A child of Nso' would never say "my father," but always "our father." Even if one is an only child, one speaks of "our father," as the father is a father to all. I think about that often as we pray the Our Father at Mass. This has even led to some trouble with Bible Translation, as Jesus speaks of "My Father." There is no easy way to translate "my father" into Lamnso', there are no words for it. Well, I suppose there are words, but they make no sense to Nso' ears. They use an awkward workaround in translation.

Of course, my idea of fatherhood and this culture's idea of fatherhood are undoubtedly different. Both are probably different from fatherhood in Jesus' day and age. Every day and age is Christ's, but you know what I mean.

But there is a universality to fatherhood as well, rooted in our universal Father. Our Father. The Father.

(Pictured: Our Father, Shufai Ndzendzev. He's the second biggest traditional ruler in town, second to the the Fon)

Monday, June 9, 2014

Weeding My Spiritual Garden

We have planted a garden with the help of a local man named Tatah Edwin. We also have a few small fields of corn. It is not much, and it will not sustain our family by itself, but it helps. For most people in the States, gardening/farming is a hobby: it is nice to have your own fresh vegetables in season, but you still go to the supermarket every week. For most people here in Kumbo, your farm is your lifeline: you grow most of your food, and supplement with a few small things you buy in the market with your meager wages. 

Well, the hubbub of the end of school paired with a bout of procrastination and low motivation has resulted with our garden becoming neglected. We did not water the days that it did not rain, we did not pull weeds.  Today we went out there to try to salvage what we could.

(NB: I freely admit to being totally clueless regarding gardening. I just do what I'm told. But I'm learning...)

Some weeding is easy: the difference between lettuce and grass is clear. Other weeding is difficult: is this a weed, or the peppers coming up? And just what, exactly, do radishes look like above the ground? Is that an edible coco yam plant, or the coco yam that is a weed? Some of the weeds I pulled today had grown large and well-rooted, and were difficult to pull. Some came off at the stem, and the roots remain to sap away water and nutrients from the good stuff. It is difficult and tedious to get these big weeds out, whereas the small, little weeds are easily dealt with: a small tug and they are uprooted.

As I went about the garden pulling what I hope and pray were weeds and not peppers and radishes, I thought about my spiritual life, which is sometimes as neglected as our garden. The desire is there, for sure.  I want to grow and flourish and bear fruit, but sometimes I am just "too busy" to work the fields and fertilize and water and plant and weed in my spiritual farm. What a shame! My spiritual garden will not flourish, and what good is there will be small and good, but not abundant.

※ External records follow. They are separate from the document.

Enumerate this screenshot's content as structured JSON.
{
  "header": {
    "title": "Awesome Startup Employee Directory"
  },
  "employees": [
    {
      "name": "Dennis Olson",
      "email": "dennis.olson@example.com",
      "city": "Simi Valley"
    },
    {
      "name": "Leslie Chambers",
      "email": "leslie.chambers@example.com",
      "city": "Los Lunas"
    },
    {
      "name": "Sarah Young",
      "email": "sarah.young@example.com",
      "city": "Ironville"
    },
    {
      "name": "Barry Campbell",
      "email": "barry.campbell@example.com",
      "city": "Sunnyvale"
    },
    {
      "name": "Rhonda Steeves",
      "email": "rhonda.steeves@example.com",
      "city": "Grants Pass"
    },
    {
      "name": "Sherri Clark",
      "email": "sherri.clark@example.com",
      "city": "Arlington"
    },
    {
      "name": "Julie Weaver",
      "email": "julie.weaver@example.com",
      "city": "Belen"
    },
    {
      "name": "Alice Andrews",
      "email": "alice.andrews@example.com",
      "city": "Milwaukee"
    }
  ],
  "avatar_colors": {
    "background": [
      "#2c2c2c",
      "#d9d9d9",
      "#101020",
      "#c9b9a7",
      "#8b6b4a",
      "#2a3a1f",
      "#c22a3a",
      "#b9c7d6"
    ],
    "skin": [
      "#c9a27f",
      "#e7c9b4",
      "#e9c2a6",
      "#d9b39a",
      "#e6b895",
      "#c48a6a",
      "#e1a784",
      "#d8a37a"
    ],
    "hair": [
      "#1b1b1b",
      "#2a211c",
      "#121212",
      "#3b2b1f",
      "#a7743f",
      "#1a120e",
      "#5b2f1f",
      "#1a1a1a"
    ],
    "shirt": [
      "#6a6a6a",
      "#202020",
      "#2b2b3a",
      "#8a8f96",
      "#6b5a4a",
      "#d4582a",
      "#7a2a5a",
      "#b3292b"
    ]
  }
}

Retreats and holy days certainly go a long way to getting me going again in my spiritual life, just like this half-day blitz in the garden went a way to getting us back on track horticulturally. However, it is much better to give your soul the care and feeding, as well as watering and weeding, that it needs. Sin is a weed, and if you don't pluck it up early, it gets thick and rooted in habit. Really, it is God who does the "weeding" of sin, but God can only weed while I am open and willing to let myself be worked on. I need to spend time in prayer, God's best weeding time, and I need to let Grace water my soul, especially the Grace of the sacraments.

I will always have weeds in my garden, they are a fact of life. My choice is whether to allow them out of sloth and indifference, or to get busy on my knees. 


Max Gardening
Max planting seedlings for nursery

Pumpkin leaf and cabbage

Our garden - corn in background